She insists he was responsible for the death of his first wife, though he's never been charged; should not have been acquitted in the killing and dismemberment of a Texas neighbor; and was behind the killing of his friend in California.
In 2000, Pirro, then the district attorney in Westchester County, New York, reopened the cold case of the 1982 disappearance of Durst's first wife, Kathie. Durst was never charged, but Pirro refused to rule him out as a suspect. The case has since been declared a homicide.
Pirro told The AP she was driven to solve the killing partly because of a connection she felt with Kathie Durst.
"She was in med school not long after I was in law school," Pirro said. "There really weren't a lot of women in professional schools in those days. We were both trying to make it in a man's world."
As part of the reopened investigation, Pirro said, she planned to question Susan Berman, who was Durst's confidante and spokeswoman at the time of Kathie Durst's disappearance.

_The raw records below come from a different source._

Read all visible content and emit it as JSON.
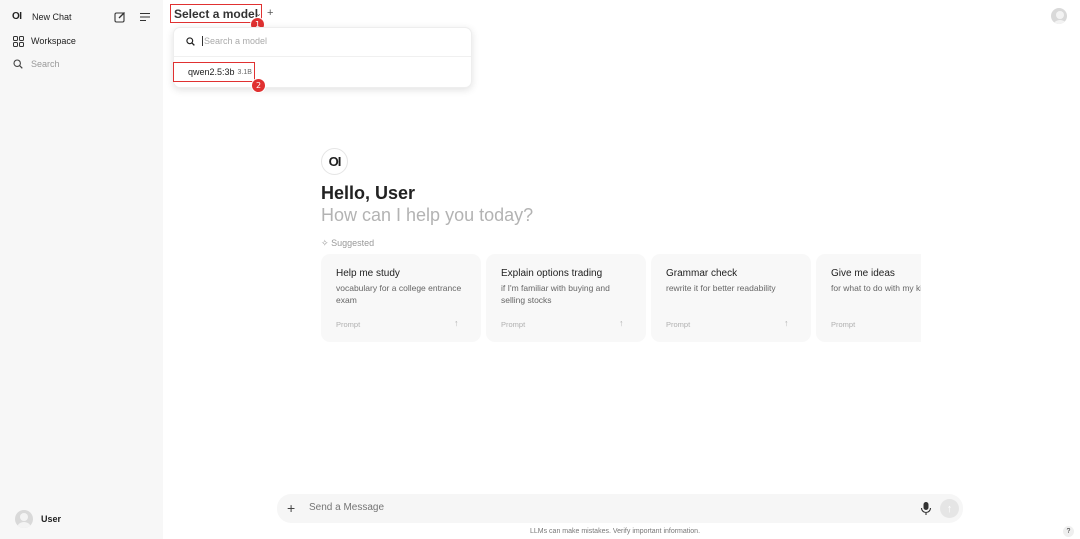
{
  "sidebar": {
    "logo": "OI",
    "new_chat": "New Chat",
    "workspace": "Workspace",
    "search": "Search",
    "user": "User"
  },
  "header": {
    "model_select": "Select a model",
    "badge1": "1",
    "badge2": "2"
  },
  "dropdown": {
    "search_placeholder": "Search a model",
    "items": [
      {
        "name": "qwen2.5:3b",
        "size": "3.1B"
      }
    ]
  },
  "main": {
    "logo": "OI",
    "greeting": "Hello, User",
    "subgreeting": "How can I help you today?",
    "suggested_label": "Suggested",
    "cards": [
      {
        "title": "Help me study",
        "subtitle": "vocabulary for a college entrance exam",
        "prompt": "Prompt"
      },
      {
        "title": "Explain options trading",
        "subtitle": "if I'm familiar with buying and selling stocks",
        "prompt": "Prompt"
      },
      {
        "title": "Grammar check",
        "subtitle": "rewrite it for better readability",
        "prompt": "Prompt"
      },
      {
        "title": "Give me ideas",
        "subtitle": "for what to do with my kids' art",
        "prompt": "Prompt"
      }
    ]
  },
  "input": {
    "placeholder": "Send a Message"
  },
  "footer": {
    "disclaimer": "LLMs can make mistakes. Verify important information.",
    "help": "?"
  }
}
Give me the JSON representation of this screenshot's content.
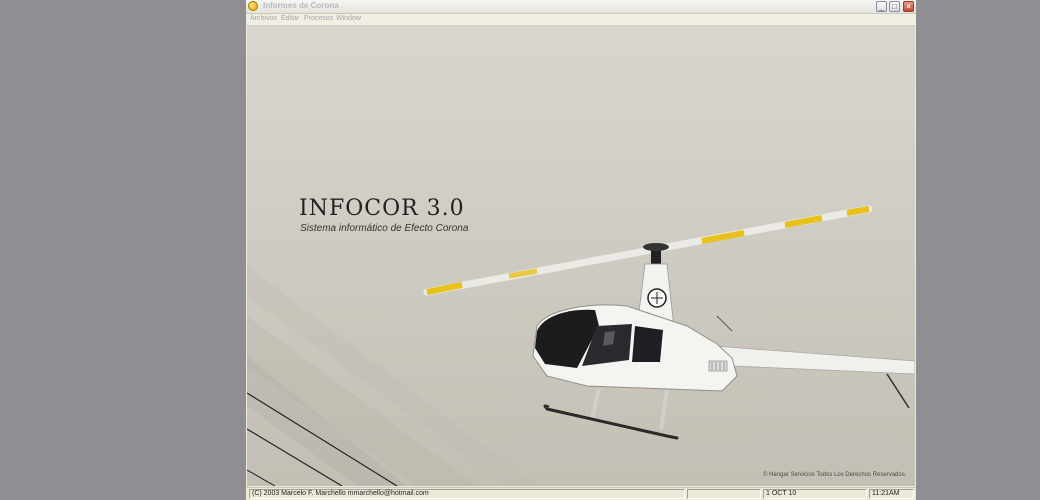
{
  "window": {
    "title": "Informes de Corona",
    "icon": "app-coin-icon"
  },
  "menubar": {
    "items": [
      {
        "label": "Archivos"
      },
      {
        "label": "Editar"
      },
      {
        "label": "Procesos"
      },
      {
        "label": "Window"
      }
    ]
  },
  "splash": {
    "product_name": "INFOCOR 3.0",
    "subtitle": "Sistema informático de Efecto Corona",
    "copyright": "Hangar Servicios Todos Los Derechos Reservados.",
    "image": "helicopter-photo"
  },
  "statusbar": {
    "credit": "(C) 2003 Marcelo F. Marchello mmarchello@hotmail.com",
    "empty_pane": "",
    "date": "1 OCT 10",
    "time": "11:21AM"
  },
  "colors": {
    "desktop": "#8e8e93",
    "rotor_accent": "#e8c21a",
    "window_chrome": "#ece9d8"
  }
}
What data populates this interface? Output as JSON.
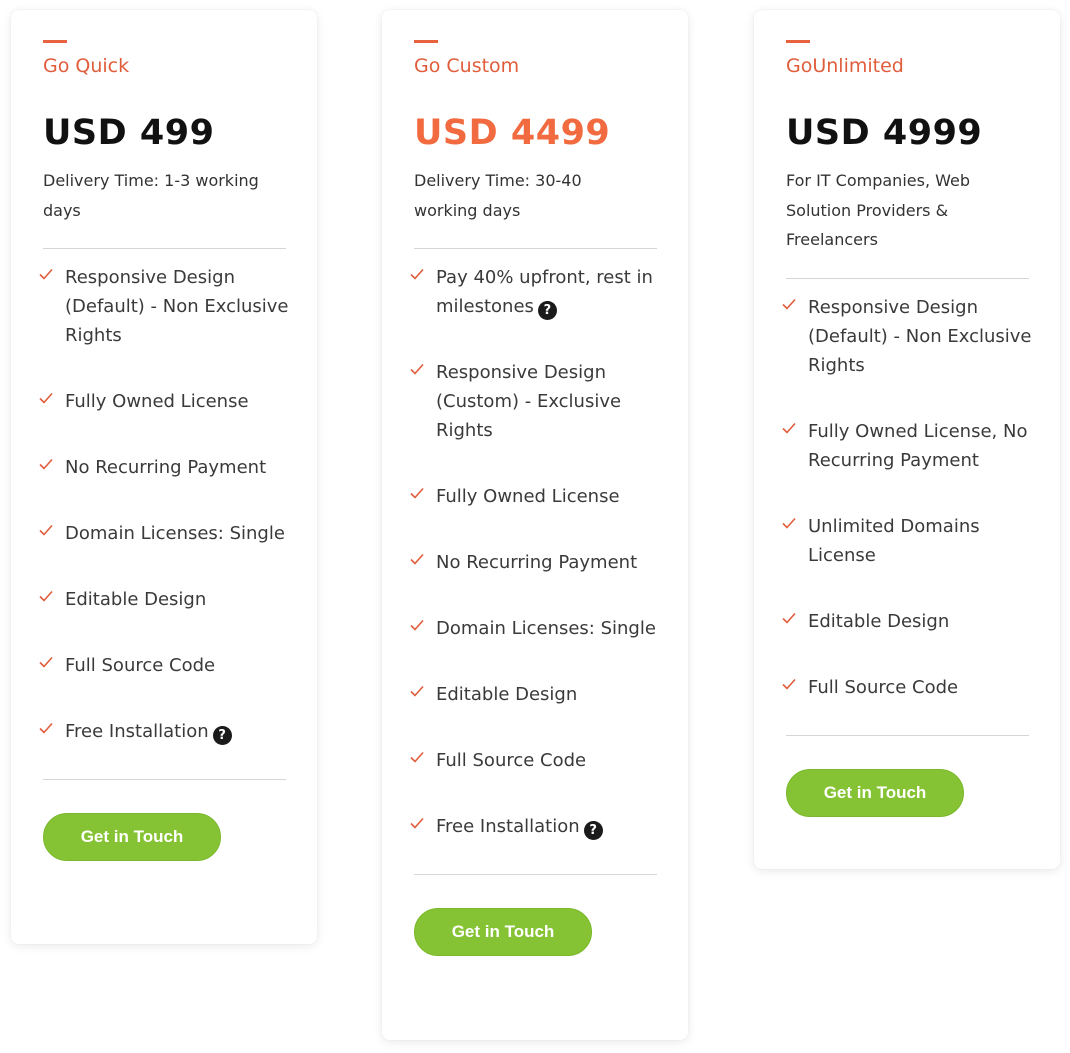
{
  "colors": {
    "accent": "#e8623f",
    "price_highlight": "#f26a3f",
    "cta_green": "#86c334",
    "check": "#e05d3c"
  },
  "plans": [
    {
      "name": "Go Quick",
      "price": "USD 499",
      "description": "Delivery Time: 1-3 working days",
      "features": [
        {
          "text": "Responsive Design (Default) - Non Exclusive Rights",
          "help": false
        },
        {
          "text": "Fully Owned License",
          "help": false
        },
        {
          "text": "No Recurring Payment",
          "help": false
        },
        {
          "text": "Domain Licenses: Single",
          "help": false
        },
        {
          "text": "Editable Design",
          "help": false
        },
        {
          "text": "Full Source Code",
          "help": false
        },
        {
          "text": "Free Installation",
          "help": true
        }
      ],
      "cta": "Get in Touch"
    },
    {
      "name": "Go Custom",
      "price": "USD 4499",
      "description": "Delivery Time: 30-40 working days",
      "features": [
        {
          "text": "Pay 40% upfront, rest in milestones",
          "help": true
        },
        {
          "text": "Responsive Design (Custom) - Exclusive Rights",
          "help": false
        },
        {
          "text": "Fully Owned License",
          "help": false
        },
        {
          "text": "No Recurring Payment",
          "help": false
        },
        {
          "text": "Domain Licenses: Single",
          "help": false
        },
        {
          "text": "Editable Design",
          "help": false
        },
        {
          "text": "Full Source Code",
          "help": false
        },
        {
          "text": "Free Installation",
          "help": true
        }
      ],
      "cta": "Get in Touch"
    },
    {
      "name": "GoUnlimited",
      "price": "USD 4999",
      "description": "For IT Companies, Web Solution Providers & Freelancers",
      "features": [
        {
          "text": "Responsive Design (Default) - Non Exclusive Rights",
          "help": false
        },
        {
          "text": "Fully Owned License, No Recurring Payment",
          "help": false
        },
        {
          "text": "Unlimited Domains License",
          "help": false
        },
        {
          "text": "Editable Design",
          "help": false
        },
        {
          "text": "Full Source Code",
          "help": false
        }
      ],
      "cta": "Get in Touch"
    }
  ],
  "help_glyph": "?"
}
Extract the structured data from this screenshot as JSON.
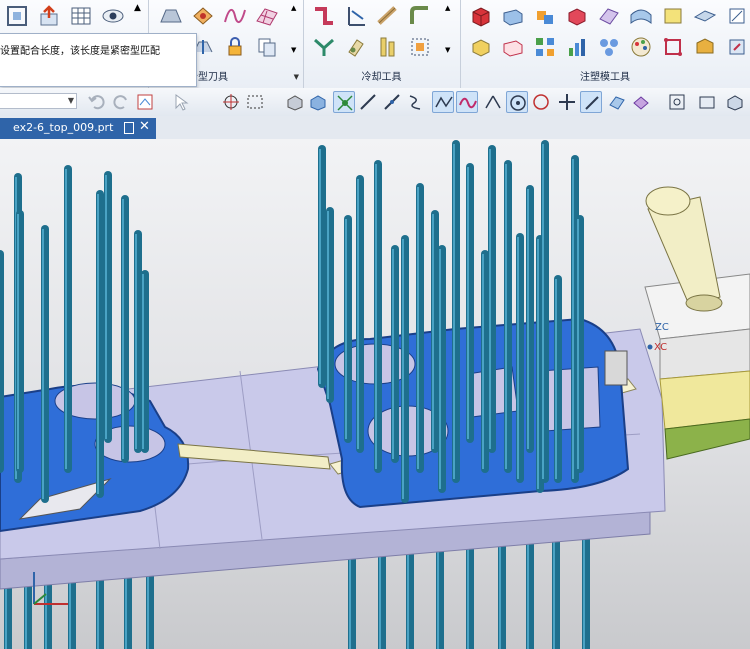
{
  "ribbon": {
    "groups": [
      {
        "label": "分型刀具"
      },
      {
        "label": "冷却工具"
      },
      {
        "label": "注塑模工具"
      }
    ]
  },
  "tooltip": {
    "text": "设置配合长度，该长度是紧密型匹配"
  },
  "file_tab": {
    "label": "ex2-6_top_009.prt"
  },
  "viewport": {
    "wcs_labels": {
      "zc": "ZC",
      "xc": "XC"
    }
  },
  "icons": [
    "ribbon-tool-icons",
    "close-icon",
    "pin-icon",
    "dropdown-arrow-icon",
    "snap-point-icon",
    "coordinate-axis-icon"
  ],
  "colors": {
    "pin": "#1e6f8d",
    "cavity": "#2f6ed8",
    "plate": "#c9c9ea",
    "tab": "#2f64a9",
    "block_yellow": "#f0e89c"
  }
}
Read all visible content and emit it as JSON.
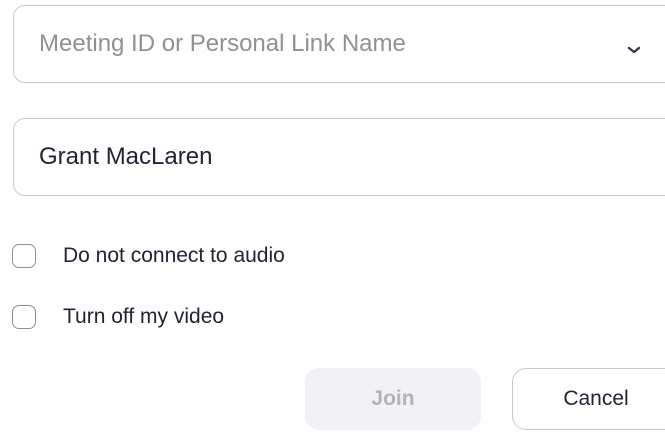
{
  "meeting_id": {
    "placeholder": "Meeting ID or Personal Link Name",
    "value": "",
    "dropdown_icon": "chevron-down-icon"
  },
  "display_name": {
    "value": "Grant MacLaren"
  },
  "options": {
    "audio": {
      "label": "Do not connect to audio",
      "checked": false
    },
    "video": {
      "label": "Turn off my video",
      "checked": false
    }
  },
  "buttons": {
    "join_label": "Join",
    "join_enabled": false,
    "cancel_label": "Cancel"
  },
  "colors": {
    "text": "#232333",
    "placeholder": "#909096",
    "border": "#c8c8cf",
    "join_bg_disabled": "#f2f2f6",
    "join_text_disabled": "#b2b2b8"
  }
}
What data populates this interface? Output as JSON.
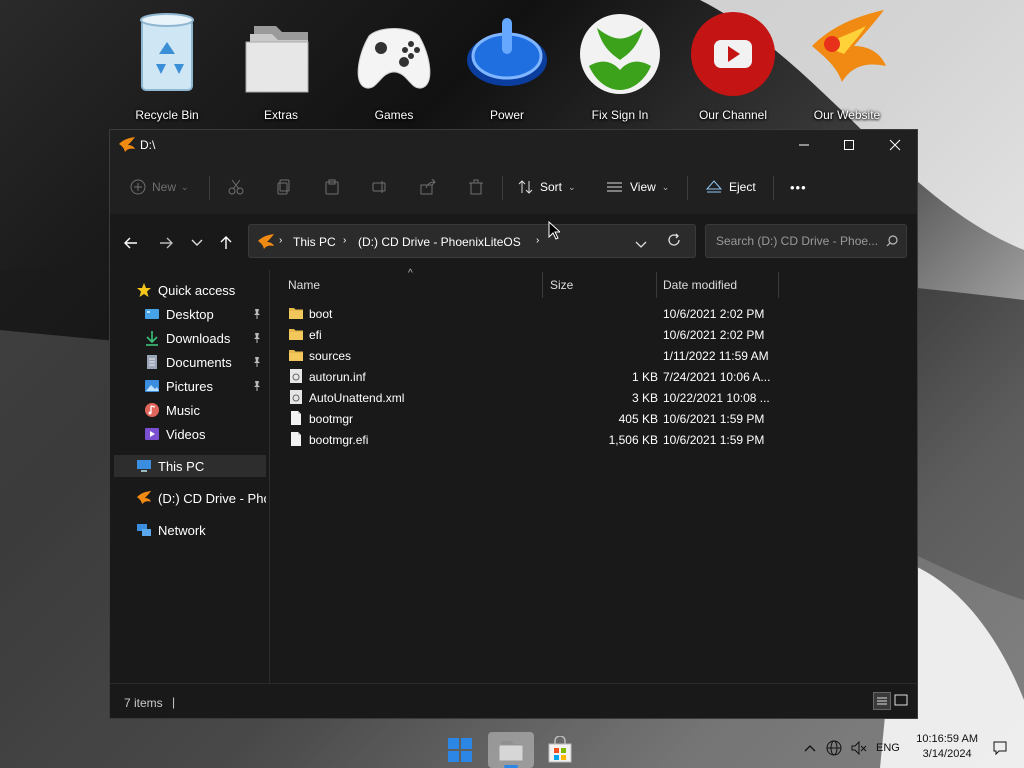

On Christmas Eve 2000, Berman was shot to death in her home.
"The first person I thought of was Robert Durst," Pirro said. Durst was charged last month with Berman's murder.
When Durst was accused of another killing, his admitted shooting and dismemberment of neighbor Morris Black, Pirro went to Galveston, Texas, for what was supposed to be his arraignment on Oct. 16, 2001, but he fled. He was arrested in Bethlehem, Pennsylvania, after six weeks on the run.
During Durst's trial in 2003, he claimed self-defense, arguing he cut up the body in a panic and fled because he knew Pirro was looking into his wife's death and no one would believe him. That was also why he sometimes posed as a woman, his lawyer said.
The judge included Pirro in a gag order, and Durst's lawyer said in closing arguments, "If Ms. Pirro kept her mouth shut, none of this would have happened."
Durst's acquittal astonished Pirro.
"I believe that jury in Galveston got that just plain wrong," she said.
Pirro, a popular Republican in an increasingly Democratic county, won three terms as district attorney. But her political career was probably stunted by her husband, attorney Albert Pirro, who acknowledged he fathered a child with another woman and was convicted in 2000 of tax evasion and conspiracy after an embarrassing trial that laid out the couple's lavish lifestyle. She won a third term as district attorney while he was imprisoned.
After leaving office in 2005, Jeanine Pirro announced she would challenge Clinton for a U.S. Senate seat. In declaring her candidacy, however, Pirro misplaced a page of her speech and went silent for 32 seconds. The campaign did not recover, and she gave up after two months, running instead for state attorney general. She lost to current Gov. Andrew Cuomo.
In 2006, Pirro tearfully announced she was being investigated by federal agents over a plan — which she said she never implemented — to secretly record her husband, whom she suspected of having an affair. She was never charged.
The Pirros divorced in 2013. They have two grown children.
When Pirro, 63, attended Durst's bail hearing in New Orleans last week, defense attorney Dick DeGuerin told the judge that Pirro was a potential witness, and on Wednesday, the defense asked the judge to subpoena her. DeGuerin said he thinks "she's being untruthful" when she says she planned to interview Berman before she was killed.
Ellen Strauss, a longtime friend of Kathie Durst, said Thursday that she had tried but failed to get Pirro to see Berman and that Pirro is engaging in "historical revisionism" on the subject of Berman. Pirro issued a statement saying, "This is about establishing the guilt of Robert Durst. Any collateral issues serve only to cloud that fact."
Pirro said she thinks Durst cooperated with "The Jinx," which seemed to uncover new evidence against him, because, "It's all about Robert Durst wanting attention. I think he's a devil and he likes to dance on the edge of a cliff and say, 'Look at me, look at me,' and his money has always gotten him out of things."
She said that when she saw Durst shackled in the New Orleans courtroom, "I said to myself, 'This is where he deserves to be and this is how he deserves to be treated.'"
DeGuerin told the AP, "That's her opinion."